Dataset records
- - - -
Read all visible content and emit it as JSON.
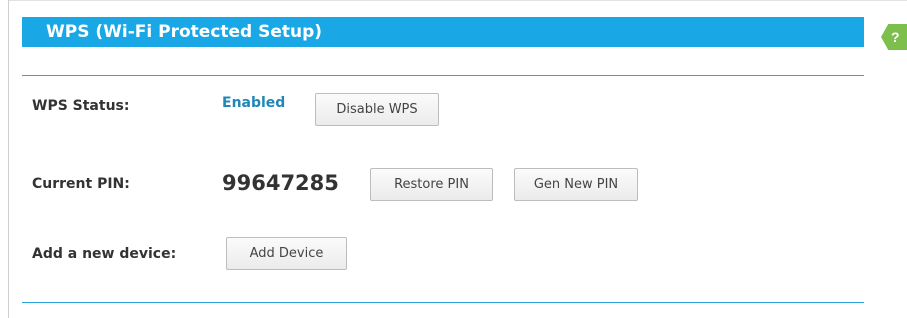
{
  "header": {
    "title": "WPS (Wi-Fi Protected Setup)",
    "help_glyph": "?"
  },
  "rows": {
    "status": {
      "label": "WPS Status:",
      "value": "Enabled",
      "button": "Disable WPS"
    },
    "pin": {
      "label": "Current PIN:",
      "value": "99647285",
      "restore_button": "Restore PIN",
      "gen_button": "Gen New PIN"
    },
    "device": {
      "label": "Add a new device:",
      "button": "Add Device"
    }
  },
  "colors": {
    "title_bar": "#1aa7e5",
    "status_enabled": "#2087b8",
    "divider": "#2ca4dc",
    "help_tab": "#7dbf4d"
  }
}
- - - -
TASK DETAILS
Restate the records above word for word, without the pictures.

FINISHED TASK
Read all visible content and emit it as JSON.
{
  "header": {
    "title": "WPS (Wi-Fi Protected Setup)",
    "help_glyph": "?"
  },
  "rows": {
    "status": {
      "label": "WPS Status:",
      "value": "Enabled",
      "button": "Disable WPS"
    },
    "pin": {
      "label": "Current PIN:",
      "value": "99647285",
      "restore_button": "Restore PIN",
      "gen_button": "Gen New PIN"
    },
    "device": {
      "label": "Add a new device:",
      "button": "Add Device"
    }
  },
  "colors": {
    "title_bar": "#1aa7e5",
    "status_enabled": "#2087b8",
    "divider": "#2ca4dc",
    "help_tab": "#7dbf4d"
  }
}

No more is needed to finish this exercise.